NICOSIA – Cyprus is more than doubling the number of officials vetting asylum applications, shortening application deadlines and fast-tracking deportations as part of a new string of measures aimed at tackling a spike in migrant arrivals, the country’s interior minister said Tuesday.

Unveiling the government’s “action plan” to curtail the migrant influx, Interior Minister Nicos Nouris said asylum-seekers from countries deemed “safe” will see their applications processed within 10 days and will have only three days to appeal an immediate deportation order.

The government of ethnically divided Cyprus says it has the most asylum-seekers relative to its population among all other European Union member states — about 3.8% of its population.

The government accuses Turkey of channeling migrants from the breakaway Turkish Cypriot north to the internationally recognized south to purposely alter the country’s demographic character.

Cyprus was split in 1974 when Turkey invaded after a coup by supporters of union with Greece.

The island nation joined the EU in 2004, but only the south enjoys full membership benefits.

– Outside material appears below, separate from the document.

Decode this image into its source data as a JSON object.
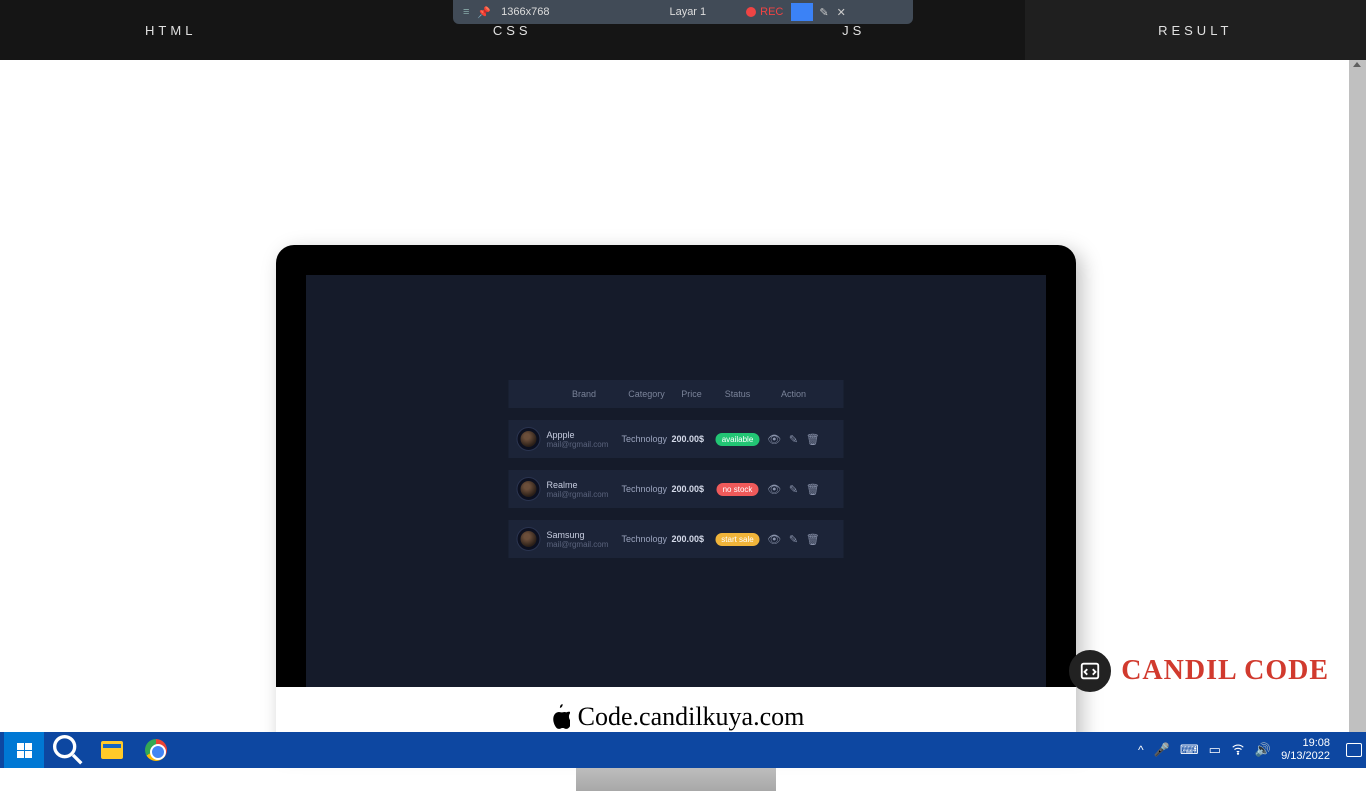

Only Turkey recognizes a Turkish Cypriot declaration of independence.

Nouris said stiffer penalties and tougher college enrolment criteria will be enacted to counter the large number of sham marriages.

A larger reception center with a capacity to hold 600 people will also be built to accommodate arrivals until their asylum applications are processed, reducing the need for housing and allowances, Nouris said.

The government will seek EU funds to finance construction of new facilities, cover operating costs and purchase equipment to help with stepped-up monitoring of a 120-mile (nearly 200-kilometer) U.N. controlled buffer zone by police and military personnel.

Up to two thirds of migrant arrivals to the south cross from the north.

Nouris said he would intensify contacts with Europe’s border agency FRONTEX to boost cooperation on deportations and containing migrant arrivals.